WHAT IS BEING ASKED:
Please return every record below exactly as it stands.

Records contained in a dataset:
........

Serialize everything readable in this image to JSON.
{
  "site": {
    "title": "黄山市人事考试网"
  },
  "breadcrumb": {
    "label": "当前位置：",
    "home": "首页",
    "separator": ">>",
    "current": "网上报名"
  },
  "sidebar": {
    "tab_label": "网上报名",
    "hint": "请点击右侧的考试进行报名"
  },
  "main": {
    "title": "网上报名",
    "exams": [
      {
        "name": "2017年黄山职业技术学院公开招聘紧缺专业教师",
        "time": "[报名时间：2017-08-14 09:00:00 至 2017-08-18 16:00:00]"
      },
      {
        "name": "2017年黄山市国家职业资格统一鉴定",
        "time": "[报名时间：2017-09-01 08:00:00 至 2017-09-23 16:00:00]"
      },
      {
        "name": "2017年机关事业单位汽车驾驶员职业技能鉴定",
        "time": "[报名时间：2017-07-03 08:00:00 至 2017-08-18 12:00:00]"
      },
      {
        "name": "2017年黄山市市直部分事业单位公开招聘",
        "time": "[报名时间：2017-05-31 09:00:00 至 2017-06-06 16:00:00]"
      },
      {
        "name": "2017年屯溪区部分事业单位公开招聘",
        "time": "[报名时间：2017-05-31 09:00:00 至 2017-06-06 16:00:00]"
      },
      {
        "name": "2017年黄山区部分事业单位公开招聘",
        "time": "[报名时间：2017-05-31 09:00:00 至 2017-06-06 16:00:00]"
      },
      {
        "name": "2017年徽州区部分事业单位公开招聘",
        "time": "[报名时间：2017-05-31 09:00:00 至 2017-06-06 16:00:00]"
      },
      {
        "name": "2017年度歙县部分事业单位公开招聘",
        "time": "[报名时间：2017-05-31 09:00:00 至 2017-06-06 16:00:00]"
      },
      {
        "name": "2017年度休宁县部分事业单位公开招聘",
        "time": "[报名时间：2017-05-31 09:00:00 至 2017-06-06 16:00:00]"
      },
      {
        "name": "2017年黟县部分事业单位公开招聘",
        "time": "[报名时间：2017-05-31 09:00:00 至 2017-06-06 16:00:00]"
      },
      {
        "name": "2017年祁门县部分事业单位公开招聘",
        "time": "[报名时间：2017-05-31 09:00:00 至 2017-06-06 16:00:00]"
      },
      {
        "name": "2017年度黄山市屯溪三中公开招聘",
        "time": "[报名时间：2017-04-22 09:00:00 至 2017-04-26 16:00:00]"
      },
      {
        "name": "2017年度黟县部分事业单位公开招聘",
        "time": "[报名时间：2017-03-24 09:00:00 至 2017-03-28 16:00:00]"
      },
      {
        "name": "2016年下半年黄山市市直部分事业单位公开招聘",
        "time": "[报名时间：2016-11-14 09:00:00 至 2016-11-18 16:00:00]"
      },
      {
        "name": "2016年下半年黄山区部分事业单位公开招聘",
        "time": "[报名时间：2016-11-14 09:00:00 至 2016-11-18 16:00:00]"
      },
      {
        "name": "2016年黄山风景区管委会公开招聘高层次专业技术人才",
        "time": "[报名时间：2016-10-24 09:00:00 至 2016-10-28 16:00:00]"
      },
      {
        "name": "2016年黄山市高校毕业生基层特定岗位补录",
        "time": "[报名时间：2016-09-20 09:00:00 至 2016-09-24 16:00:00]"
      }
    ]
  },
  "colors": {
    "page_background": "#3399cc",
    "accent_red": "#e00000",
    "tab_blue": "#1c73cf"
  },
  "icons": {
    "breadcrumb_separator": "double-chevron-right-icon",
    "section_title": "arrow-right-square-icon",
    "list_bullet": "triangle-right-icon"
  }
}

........

RESPONSE AREA:
Serialize everything readable in this image to JSON.
{
  "site": {
    "title": "黄山市人事考试网"
  },
  "breadcrumb": {
    "label": "当前位置：",
    "home": "首页",
    "separator": ">>",
    "current": "网上报名"
  },
  "sidebar": {
    "tab_label": "网上报名",
    "hint": "请点击右侧的考试进行报名"
  },
  "main": {
    "title": "网上报名",
    "exams": [
      {
        "name": "2017年黄山职业技术学院公开招聘紧缺专业教师",
        "time": "[报名时间：2017-08-14 09:00:00 至 2017-08-18 16:00:00]"
      },
      {
        "name": "2017年黄山市国家职业资格统一鉴定",
        "time": "[报名时间：2017-09-01 08:00:00 至 2017-09-23 16:00:00]"
      },
      {
        "name": "2017年机关事业单位汽车驾驶员职业技能鉴定",
        "time": "[报名时间：2017-07-03 08:00:00 至 2017-08-18 12:00:00]"
      },
      {
        "name": "2017年黄山市市直部分事业单位公开招聘",
        "time": "[报名时间：2017-05-31 09:00:00 至 2017-06-06 16:00:00]"
      },
      {
        "name": "2017年屯溪区部分事业单位公开招聘",
        "time": "[报名时间：2017-05-31 09:00:00 至 2017-06-06 16:00:00]"
      },
      {
        "name": "2017年黄山区部分事业单位公开招聘",
        "time": "[报名时间：2017-05-31 09:00:00 至 2017-06-06 16:00:00]"
      },
      {
        "name": "2017年徽州区部分事业单位公开招聘",
        "time": "[报名时间：2017-05-31 09:00:00 至 2017-06-06 16:00:00]"
      },
      {
        "name": "2017年度歙县部分事业单位公开招聘",
        "time": "[报名时间：2017-05-31 09:00:00 至 2017-06-06 16:00:00]"
      },
      {
        "name": "2017年度休宁县部分事业单位公开招聘",
        "time": "[报名时间：2017-05-31 09:00:00 至 2017-06-06 16:00:00]"
      },
      {
        "name": "2017年黟县部分事业单位公开招聘",
        "time": "[报名时间：2017-05-31 09:00:00 至 2017-06-06 16:00:00]"
      },
      {
        "name": "2017年祁门县部分事业单位公开招聘",
        "time": "[报名时间：2017-05-31 09:00:00 至 2017-06-06 16:00:00]"
      },
      {
        "name": "2017年度黄山市屯溪三中公开招聘",
        "time": "[报名时间：2017-04-22 09:00:00 至 2017-04-26 16:00:00]"
      },
      {
        "name": "2017年度黟县部分事业单位公开招聘",
        "time": "[报名时间：2017-03-24 09:00:00 至 2017-03-28 16:00:00]"
      },
      {
        "name": "2016年下半年黄山市市直部分事业单位公开招聘",
        "time": "[报名时间：2016-11-14 09:00:00 至 2016-11-18 16:00:00]"
      },
      {
        "name": "2016年下半年黄山区部分事业单位公开招聘",
        "time": "[报名时间：2016-11-14 09:00:00 至 2016-11-18 16:00:00]"
      },
      {
        "name": "2016年黄山风景区管委会公开招聘高层次专业技术人才",
        "time": "[报名时间：2016-10-24 09:00:00 至 2016-10-28 16:00:00]"
      },
      {
        "name": "2016年黄山市高校毕业生基层特定岗位补录",
        "time": "[报名时间：2016-09-20 09:00:00 至 2016-09-24 16:00:00]"
      }
    ]
  },
  "colors": {
    "page_background": "#3399cc",
    "accent_red": "#e00000",
    "tab_blue": "#1c73cf"
  },
  "icons": {
    "breadcrumb_separator": "double-chevron-right-icon",
    "section_title": "arrow-right-square-icon",
    "list_bullet": "triangle-right-icon"
  }
}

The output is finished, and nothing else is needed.